>>>>

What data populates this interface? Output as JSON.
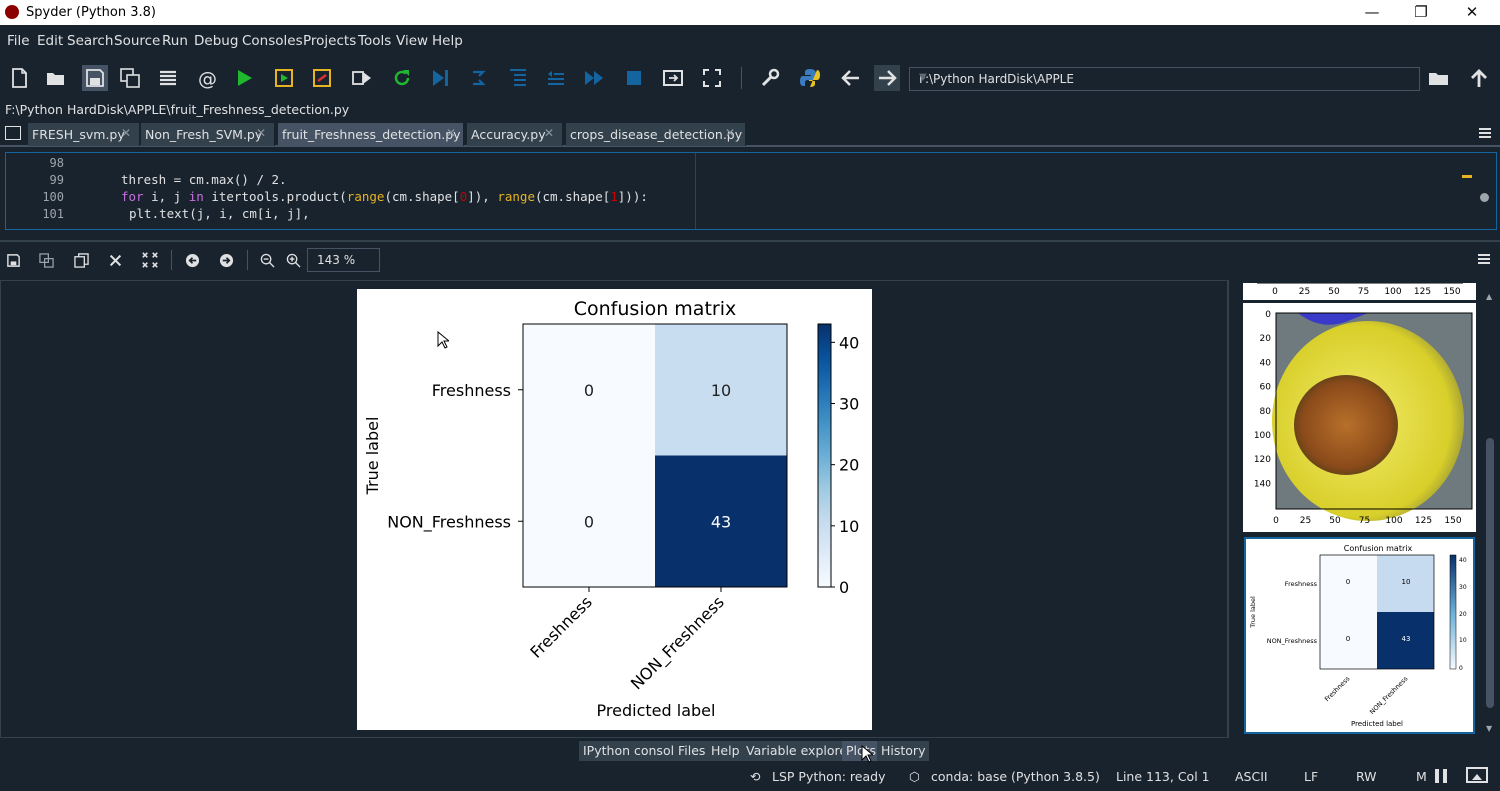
{
  "window": {
    "title": "Spyder (Python 3.8)",
    "minimize": "—",
    "maximize": "❐",
    "close": "✕"
  },
  "menu": [
    "File",
    "Edit",
    "Search",
    "Source",
    "Run",
    "Debug",
    "Consoles",
    "Projects",
    "Tools",
    "View",
    "Help"
  ],
  "toolbar": {
    "path": "F:\\Python HardDisk\\APPLE"
  },
  "editor": {
    "filepath": "F:\\Python HardDisk\\APPLE\\fruit_Freshness_detection.py",
    "tabs": [
      {
        "label": "FRESH_svm.py",
        "active": false
      },
      {
        "label": "Non_Fresh_SVM.py",
        "active": false
      },
      {
        "label": "fruit_Freshness_detection.py",
        "active": true
      },
      {
        "label": "Accuracy.py",
        "active": false
      },
      {
        "label": "crops_disease_detection.py",
        "active": false
      }
    ],
    "line_numbers": [
      "98",
      "99",
      "100",
      "101"
    ],
    "code_line1": "thresh = cm.max() / 2.",
    "code_line2_for": "for",
    "code_line2_mid": " i, j ",
    "code_line2_in": "in",
    "code_line2_a": " itertools.product(",
    "code_line2_range1": "range",
    "code_line2_b": "(cm.shape[",
    "code_line2_zero": "0",
    "code_line2_c": "]), ",
    "code_line2_range2": "range",
    "code_line2_d": "(cm.shape[",
    "code_line2_one": "1",
    "code_line2_e": "])):",
    "code_line3": "plt.text(j, i, cm[i, j],"
  },
  "plots": {
    "zoom": "143 %"
  },
  "chart_data": [
    {
      "type": "heatmap",
      "title": "Confusion matrix",
      "xlabel": "Predicted label",
      "ylabel": "True label",
      "x_categories": [
        "Freshness",
        "NON_Freshness"
      ],
      "y_categories": [
        "Freshness",
        "NON_Freshness"
      ],
      "values": [
        [
          0,
          10
        ],
        [
          0,
          43
        ]
      ],
      "colorbar_ticks": [
        0,
        10,
        20,
        30,
        40
      ],
      "colorbar_range": [
        0,
        43
      ],
      "colormap": "Blues"
    }
  ],
  "thumbnails": {
    "top_axis_ticks": [
      "0",
      "25",
      "50",
      "75",
      "100",
      "125",
      "150"
    ],
    "image_y_ticks": [
      "0",
      "20",
      "40",
      "60",
      "80",
      "100",
      "120",
      "140"
    ],
    "image_x_ticks": [
      "0",
      "25",
      "50",
      "75",
      "100",
      "125",
      "150"
    ],
    "cm_title": "Confusion matrix",
    "cm_ylabel": "True label",
    "cm_xlabel": "Predicted label",
    "cm_rows": [
      "Freshness",
      "NON_Freshness"
    ],
    "cm_cols": [
      "Freshness",
      "NON_Freshness"
    ],
    "cm_values": [
      "0",
      "10",
      "0",
      "43"
    ],
    "cm_cbar": [
      "40",
      "30",
      "20",
      "10",
      "0"
    ]
  },
  "pane_tabs": [
    {
      "label": "IPython console",
      "active": false
    },
    {
      "label": "Files",
      "active": false
    },
    {
      "label": "Help",
      "active": false
    },
    {
      "label": "Variable explorer",
      "active": false
    },
    {
      "label": "Plots",
      "active": true
    },
    {
      "label": "History",
      "active": false
    }
  ],
  "status": {
    "lsp": "LSP Python: ready",
    "conda": "conda: base (Python 3.8.5)",
    "position": "Line 113, Col 1",
    "encoding": "ASCII",
    "eol": "LF",
    "rw": "RW",
    "mem": "M"
  },
  "colors": {
    "bg": "#19232d",
    "accent": "#1464a0",
    "tab": "#32414b",
    "tab_active": "#455364"
  }
}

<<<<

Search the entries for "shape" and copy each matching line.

__Completed exercise__.
    "code_line2_b": "(cm.shape[",
    "code_line2_d": "(cm.shape[",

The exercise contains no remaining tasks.